The White House on Friday all but ruled out the notion of mounting a no-fly zone in Syria, billing it as difficult, dangerous and costly, and unsuitable to halting close quarters ground battles.
A day after US officials pledged to stiffen military help to Syrian rebels, likely moving towards sending some form of arms for the first time, they made it clear that swift US mission creep in the country is not on the cards.
Deputy national security advisor Ben Rhodes said mounting a no-fly zone in Syria poses significant logistical and strategic challenges that are more acute than those faced by NATO and Arab League allies in Libya in 2011.
"It's dramatically more difficult and dangerous and costly in Syria, for a variety of reasons," Rhodes said.
"One is that in Libya, you already had a situation where the opposition controlled huge portions of the country and you could essentially protect those portions of the country from the air.
"You do not have the same types of air defense system that exist within Syria.

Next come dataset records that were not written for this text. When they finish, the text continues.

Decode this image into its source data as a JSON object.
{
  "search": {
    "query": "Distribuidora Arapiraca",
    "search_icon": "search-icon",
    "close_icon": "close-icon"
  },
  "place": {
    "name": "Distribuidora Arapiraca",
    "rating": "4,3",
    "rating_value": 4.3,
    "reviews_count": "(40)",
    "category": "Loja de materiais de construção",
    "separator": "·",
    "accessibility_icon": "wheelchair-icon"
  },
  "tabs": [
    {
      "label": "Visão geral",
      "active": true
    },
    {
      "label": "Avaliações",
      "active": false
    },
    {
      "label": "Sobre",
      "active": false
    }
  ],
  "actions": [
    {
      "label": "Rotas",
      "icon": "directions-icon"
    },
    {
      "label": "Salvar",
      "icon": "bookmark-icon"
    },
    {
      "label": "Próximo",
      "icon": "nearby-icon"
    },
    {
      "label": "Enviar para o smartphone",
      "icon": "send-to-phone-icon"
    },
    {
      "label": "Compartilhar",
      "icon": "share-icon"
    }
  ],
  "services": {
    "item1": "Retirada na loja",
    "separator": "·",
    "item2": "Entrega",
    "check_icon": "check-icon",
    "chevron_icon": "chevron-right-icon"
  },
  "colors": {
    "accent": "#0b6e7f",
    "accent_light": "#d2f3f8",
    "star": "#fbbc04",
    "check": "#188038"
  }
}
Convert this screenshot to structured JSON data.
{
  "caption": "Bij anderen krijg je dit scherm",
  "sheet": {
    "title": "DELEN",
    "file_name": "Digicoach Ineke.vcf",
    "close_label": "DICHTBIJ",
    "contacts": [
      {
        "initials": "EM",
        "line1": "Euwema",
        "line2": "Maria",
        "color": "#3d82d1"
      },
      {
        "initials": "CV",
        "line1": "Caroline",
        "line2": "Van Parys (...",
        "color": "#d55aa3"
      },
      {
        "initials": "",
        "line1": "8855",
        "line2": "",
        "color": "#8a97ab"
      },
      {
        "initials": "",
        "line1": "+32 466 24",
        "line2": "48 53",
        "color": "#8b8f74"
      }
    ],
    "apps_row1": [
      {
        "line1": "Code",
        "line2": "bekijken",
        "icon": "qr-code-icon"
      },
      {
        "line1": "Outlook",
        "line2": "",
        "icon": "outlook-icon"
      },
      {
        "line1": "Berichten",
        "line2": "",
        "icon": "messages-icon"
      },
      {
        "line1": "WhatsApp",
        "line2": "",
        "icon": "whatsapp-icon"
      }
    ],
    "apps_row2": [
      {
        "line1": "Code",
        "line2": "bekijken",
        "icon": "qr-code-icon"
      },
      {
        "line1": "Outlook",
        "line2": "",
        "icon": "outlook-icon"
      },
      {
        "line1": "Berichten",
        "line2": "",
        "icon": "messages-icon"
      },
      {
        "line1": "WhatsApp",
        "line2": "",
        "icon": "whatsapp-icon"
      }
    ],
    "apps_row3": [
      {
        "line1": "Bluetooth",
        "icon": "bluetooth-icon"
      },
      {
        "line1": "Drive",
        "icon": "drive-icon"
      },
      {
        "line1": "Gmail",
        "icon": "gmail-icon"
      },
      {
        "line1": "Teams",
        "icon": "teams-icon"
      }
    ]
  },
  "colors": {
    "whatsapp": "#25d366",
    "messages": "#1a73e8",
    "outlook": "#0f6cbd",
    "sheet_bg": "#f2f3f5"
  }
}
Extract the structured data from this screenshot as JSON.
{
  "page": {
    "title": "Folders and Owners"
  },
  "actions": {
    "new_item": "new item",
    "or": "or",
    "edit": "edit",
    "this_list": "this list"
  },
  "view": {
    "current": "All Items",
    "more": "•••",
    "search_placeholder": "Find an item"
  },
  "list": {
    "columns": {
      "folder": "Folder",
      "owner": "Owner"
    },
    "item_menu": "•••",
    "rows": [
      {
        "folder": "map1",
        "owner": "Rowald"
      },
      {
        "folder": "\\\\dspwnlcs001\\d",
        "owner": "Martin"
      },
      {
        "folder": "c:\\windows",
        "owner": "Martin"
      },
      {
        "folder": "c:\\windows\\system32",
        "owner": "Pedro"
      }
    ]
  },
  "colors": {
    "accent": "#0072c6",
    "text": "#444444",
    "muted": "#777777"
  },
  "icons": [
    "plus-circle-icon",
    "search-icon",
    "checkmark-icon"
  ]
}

So in that regard, it's more difficult."
Rhodes also argued that in many cases, rebels and forces fighting with Bashar al-Assad's Syrian regime were "fighting in some instances block by block in cities" in a way that made targeting particular forces difficult.
"I think people need to understand that the no-fly zone is not some type of silver bullet that is going to stop a very intense and, in some respect, sectarian conflict," Rhodes said, stressing though that Washington was not ruling out options, some strategic approaches would not work.
"We don't at this point believe that the US has a national interest in pursuing a very intense, open-ended military engagement through a no-fly zone in Syria at this juncture."
US ambassador to the UN Susan Rice took a similar tack when asked about a possible no-fly zone in New York.
"That option has some downsides and limitations that we are very well aware of and will factor into any decision," said Rice, who will next month take over as Obama's National Security Advisor at the White House.
Domestic opponents of the White House have demanded that Obama set up a no-fly zone in Syria to protect refugees and rebels from air strikes.
Republican Senator John McCain said Thursday that the United States should be able to set up a no-fly zone "fairly easily,"
"I'm talking about establishing a safe zone, it's neutralizing Bashar's air power, which is a decisive factor now in this conflict, as compared to doing nothing," McCain told CNN on Thursday.
Top White House officials on Friday refused to publicly provide a list of the kind of new aid Washington would provide in response to requests by Syria's opposition Supreme Military Council.
But the bolstered "military support" is understood to include some lethal materials that Washington has previously declined to throw into the conflict. Whether heavy weapons or just small arms will be involved is unclear.
Part of the reticence of top officials is apparently due to the fact that such military aid is classified and may be funneled to selected Syrian rebels forces in a covert mission by the Central Intelligence Agency.
"We do want to be responsive to the requests that have been made by the SMC and General Idris, consistent with our own national interests," said Rhodes, referring to rebel military leader Selim Idris.
State Department spokeswoman Jen Psaki rejected some reports in US media that a no-fly zone had been decided upon, though said it remained in the options that Obama had at his disposal.
A day after his White House announced stringer US aid to Syrian rebels after concluding Assad's forces had crossed a US "red line" by using chemical weapons, Obama still had not addressed the policy change in public.
The decision came after prolonged agonizing among White House officials about how to deepen US aid to Syrian rebels while at the same time trying to ensure America is not dragged into another war in the Middle East.
Obama could privately detail US plans in a video conference session later on Friday with the leaders of Britain, France, Germany and Italy, and will tackle the issue at the G8 summit Monday and Tuesday in Northern Ireland.
Despite private indications on the scope of the assistance and leaks to the media on the likelihood that some arms will be involved, the true nature of the new US military aid remained unclear.
"It seems to me that we are not yet clear precisely what the policy response is going to be -- greater support on a different scale, and with perhaps greater urgency of one kind or the other seems to be on the cards," said a Western diplomat.
"I think the specific answers of what and when and how have yet to be produced."